"It is with great sorrow that Yvonne Vera's family and friends would like to inform you of her death," they said in a statement.

Vera died "peacefully of meningitis in hospital in Toronto, Canada, Thursday in the presence of her mother Ericah Gwetai and her husband John Jose," according to the statement.

"She had so much to give and had already given so much, she will be remembered for a very long time. She will be greatly be missed by many all over the world."

Vera considered one of Zim's most gifted writers

Renowned for her poetical novels dealing with issues her fellow writers would rather skirt, Vera is considered one of the most gifted writers to emerge from Zimbabwe.

She published five novels and a collection of short stories, translated into at least seven languages.
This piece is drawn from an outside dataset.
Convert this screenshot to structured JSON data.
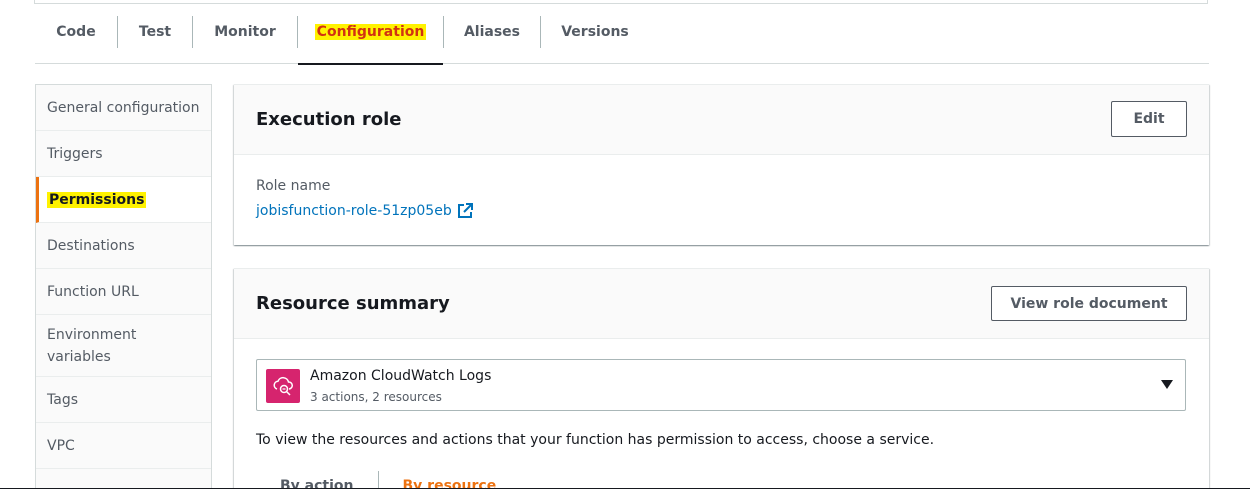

She also edited several anthologies of short stories by African woman writers.

Her literary works won her a string of awards including the Commonwealth Writers' Prize (Africa Region, Best Book) for her 1997 novel 'Under The Tongue' and the 2002 Macmillan Writers' Prize for Africa for the novel 'Stone Virgins'.

Last year she was awarded the Swedish PEN Tucholsky Prize "for a corpus of works dealing with taboo subjects."

Her 1998 novel 'Butterfly Burning' was named as one of Africa's best hundred books of the last century.

"A great loss"

"Yvonne was a writer of enormous talent and dedication ... an intellectual of courage and imagination," publisher Irene Staunton told AFP.

"She brought great honour to her country and her death is a great loss to all of us."

Born in September 1964 in Bulawayo, then Southern Rhodesia, Vera grew up in a township in that city, in which a number of her novels are set.

After high school she left Zimbabwe, as the country celebrated its independence on April 18, 1980, for Canada, where she enrolled at York University, Toronto.

She returned from Canada with a doctorate and was appointed director of the National Gallery of Zimbabwe in Bulawayo.

She had been living with her husband in Canada for the past year and was working on her sixth novel.